Jacket potatoes have only a couple of grams of protein per potato, but about 25 grams of carbs each.
Pasta has approximately 43 grams of carbohydrates per cup with about 8 grams of protein.
Good luck eating that lot in one sitting!
Rice has a similar amount of carbohydrates, with about 4 grams of protein.
A pint of semi skimmed milk contains approximately 20 grams of protein with about 10 grams of fat.
Peanut butter is a great weight gain food. A tablespoon of peanut butter contains about 100 calories and 3.5 grams of protein and peanuts contain mostly mono & polyunsaturated fats, which are good for you. A peanut butter sandwich made with wholegrain bread with a glass of milk, is a good meal if you're putting on weight.
If you want to put on weight then basicically it involves eating a lot of fresh meat, fish and eggs, drinking a lot of milk, 3 protein shakes a day and plenty of bread, rice, pasta and vegetables.

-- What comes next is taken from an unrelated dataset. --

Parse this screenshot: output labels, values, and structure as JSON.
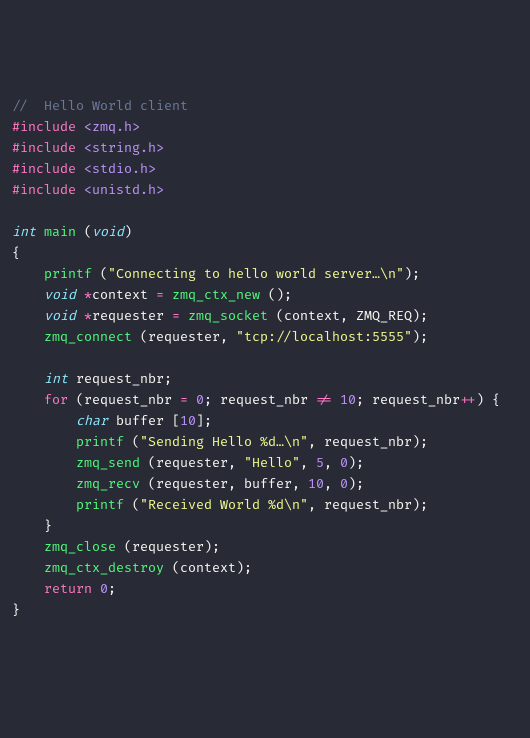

Eating chocolates, cakes or crisps for the calories is a bad idea as although they are calorie rich, they contain a lot of fat and sugar which won't really help you.
Make sure you get plenty of protein in as this is what your body uses to repair the muscle.
Any other supplements?
If you're eating a balanced diet you shouldn't need any other supplements other than maybe protein shakes, but not everybody eats perfectly every day. A daily multivitamin, glucosamine and a fish oil tablet is what I have, to make sure I get the essentials. I don't think anything else is necessary to be honest.
The most important thing to remember?
The most important thing of all if you're aiming to put on weight and get a strong body is consistency is the key. If you consistently eat and train properly, then over time you will get there. If you are inconsistent with your weights and meals, then you won't really make any gains.
I am not a huge man, but by following the principles I've outlined in this article I'm a lot bigger and stronger than I used to be, in fact I'm about 40lbs heavier nowadays than when I started and still have definition. Even more importantly, I continue to get stronger. I wish somebody had outlined all of this stuff to me when I first started as I made every mistake under the sun. The principles I've outlined here, I use nowadays and they have helped me. If I can do it, you can do it.
Good luck and if you have any comments, please leave them below. Thanks for reading!